ACTION ITEM
The entries below are to be repeated verbatim, in full.

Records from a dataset
*** Block opens ***

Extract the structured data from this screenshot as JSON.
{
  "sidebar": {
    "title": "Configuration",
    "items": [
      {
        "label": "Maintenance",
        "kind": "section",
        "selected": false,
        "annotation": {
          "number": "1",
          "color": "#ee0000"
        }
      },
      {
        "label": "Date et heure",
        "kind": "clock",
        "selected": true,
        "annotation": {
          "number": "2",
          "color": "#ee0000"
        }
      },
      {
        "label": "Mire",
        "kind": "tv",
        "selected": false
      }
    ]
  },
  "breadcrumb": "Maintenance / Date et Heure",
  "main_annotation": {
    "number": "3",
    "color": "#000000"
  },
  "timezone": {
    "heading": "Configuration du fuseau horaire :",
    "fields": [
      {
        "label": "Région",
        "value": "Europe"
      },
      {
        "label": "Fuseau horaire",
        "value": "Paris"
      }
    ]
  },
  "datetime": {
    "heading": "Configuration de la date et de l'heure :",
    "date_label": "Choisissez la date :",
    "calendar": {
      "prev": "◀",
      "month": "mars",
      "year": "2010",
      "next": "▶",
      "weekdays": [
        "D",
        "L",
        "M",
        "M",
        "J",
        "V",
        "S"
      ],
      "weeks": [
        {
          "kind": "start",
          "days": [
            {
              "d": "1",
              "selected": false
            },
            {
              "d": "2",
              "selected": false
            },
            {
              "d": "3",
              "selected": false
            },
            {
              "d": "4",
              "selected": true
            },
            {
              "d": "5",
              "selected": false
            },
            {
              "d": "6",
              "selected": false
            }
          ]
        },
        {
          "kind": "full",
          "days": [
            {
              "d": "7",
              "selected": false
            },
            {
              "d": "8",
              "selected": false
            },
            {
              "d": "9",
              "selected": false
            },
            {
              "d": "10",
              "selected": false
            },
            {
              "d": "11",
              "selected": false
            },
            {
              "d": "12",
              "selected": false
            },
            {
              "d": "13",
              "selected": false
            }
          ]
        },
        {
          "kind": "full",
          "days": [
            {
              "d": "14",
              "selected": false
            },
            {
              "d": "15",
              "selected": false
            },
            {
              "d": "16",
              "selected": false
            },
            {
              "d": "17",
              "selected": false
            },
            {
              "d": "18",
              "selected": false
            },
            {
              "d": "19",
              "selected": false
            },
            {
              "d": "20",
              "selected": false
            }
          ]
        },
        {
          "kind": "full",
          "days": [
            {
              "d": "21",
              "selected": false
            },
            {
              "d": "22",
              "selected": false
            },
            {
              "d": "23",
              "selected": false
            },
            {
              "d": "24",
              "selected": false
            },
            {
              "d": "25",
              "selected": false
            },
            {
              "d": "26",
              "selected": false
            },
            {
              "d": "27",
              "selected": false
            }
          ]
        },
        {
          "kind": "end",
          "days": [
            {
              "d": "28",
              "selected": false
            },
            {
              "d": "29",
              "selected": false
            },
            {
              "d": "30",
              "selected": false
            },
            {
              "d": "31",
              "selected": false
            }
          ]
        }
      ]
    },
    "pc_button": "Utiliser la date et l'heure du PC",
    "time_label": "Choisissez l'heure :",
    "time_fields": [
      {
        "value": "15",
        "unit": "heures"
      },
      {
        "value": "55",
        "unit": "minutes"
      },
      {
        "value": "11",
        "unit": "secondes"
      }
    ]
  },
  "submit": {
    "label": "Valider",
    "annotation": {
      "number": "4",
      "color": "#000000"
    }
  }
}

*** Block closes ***

TASK RESPONSE
Extract the structured data from this screenshot as JSON.
{
  "sidebar": {
    "title": "Configuration",
    "items": [
      {
        "label": "Maintenance",
        "kind": "section",
        "selected": false,
        "annotation": {
          "number": "1",
          "color": "#ee0000"
        }
      },
      {
        "label": "Date et heure",
        "kind": "clock",
        "selected": true,
        "annotation": {
          "number": "2",
          "color": "#ee0000"
        }
      },
      {
        "label": "Mire",
        "kind": "tv",
        "selected": false
      }
    ]
  },
  "breadcrumb": "Maintenance / Date et Heure",
  "main_annotation": {
    "number": "3",
    "color": "#000000"
  },
  "timezone": {
    "heading": "Configuration du fuseau horaire :",
    "fields": [
      {
        "label": "Région",
        "value": "Europe"
      },
      {
        "label": "Fuseau horaire",
        "value": "Paris"
      }
    ]
  },
  "datetime": {
    "heading": "Configuration de la date et de l'heure :",
    "date_label": "Choisissez la date :",
    "calendar": {
      "prev": "◀",
      "month": "mars",
      "year": "2010",
      "next": "▶",
      "weekdays": [
        "D",
        "L",
        "M",
        "M",
        "J",
        "V",
        "S"
      ],
      "weeks": [
        {
          "kind": "start",
          "days": [
            {
              "d": "1",
              "selected": false
            },
            {
              "d": "2",
              "selected": false
            },
            {
              "d": "3",
              "selected": false
            },
            {
              "d": "4",
              "selected": true
            },
            {
              "d": "5",
              "selected": false
            },
            {
              "d": "6",
              "selected": false
            }
          ]
        },
        {
          "kind": "full",
          "days": [
            {
              "d": "7",
              "selected": false
            },
            {
              "d": "8",
              "selected": false
            },
            {
              "d": "9",
              "selected": false
            },
            {
              "d": "10",
              "selected": false
            },
            {
              "d": "11",
              "selected": false
            },
            {
              "d": "12",
              "selected": false
            },
            {
              "d": "13",
              "selected": false
            }
          ]
        },
        {
          "kind": "full",
          "days": [
            {
              "d": "14",
              "selected": false
            },
            {
              "d": "15",
              "selected": false
            },
            {
              "d": "16",
              "selected": false
            },
            {
              "d": "17",
              "selected": false
            },
            {
              "d": "18",
              "selected": false
            },
            {
              "d": "19",
              "selected": false
            },
            {
              "d": "20",
              "selected": false
            }
          ]
        },
        {
          "kind": "full",
          "days": [
            {
              "d": "21",
              "selected": false
            },
            {
              "d": "22",
              "selected": false
            },
            {
              "d": "23",
              "selected": false
            },
            {
              "d": "24",
              "selected": false
            },
            {
              "d": "25",
              "selected": false
            },
            {
              "d": "26",
              "selected": false
            },
            {
              "d": "27",
              "selected": false
            }
          ]
        },
        {
          "kind": "end",
          "days": [
            {
              "d": "28",
              "selected": false
            },
            {
              "d": "29",
              "selected": false
            },
            {
              "d": "30",
              "selected": false
            },
            {
              "d": "31",
              "selected": false
            }
          ]
        }
      ]
    },
    "pc_button": "Utiliser la date et l'heure du PC",
    "time_label": "Choisissez l'heure :",
    "time_fields": [
      {
        "value": "15",
        "unit": "heures"
      },
      {
        "value": "55",
        "unit": "minutes"
      },
      {
        "value": "11",
        "unit": "secondes"
      }
    ]
  },
  "submit": {
    "label": "Valider",
    "annotation": {
      "number": "4",
      "color": "#000000"
    }
  }
}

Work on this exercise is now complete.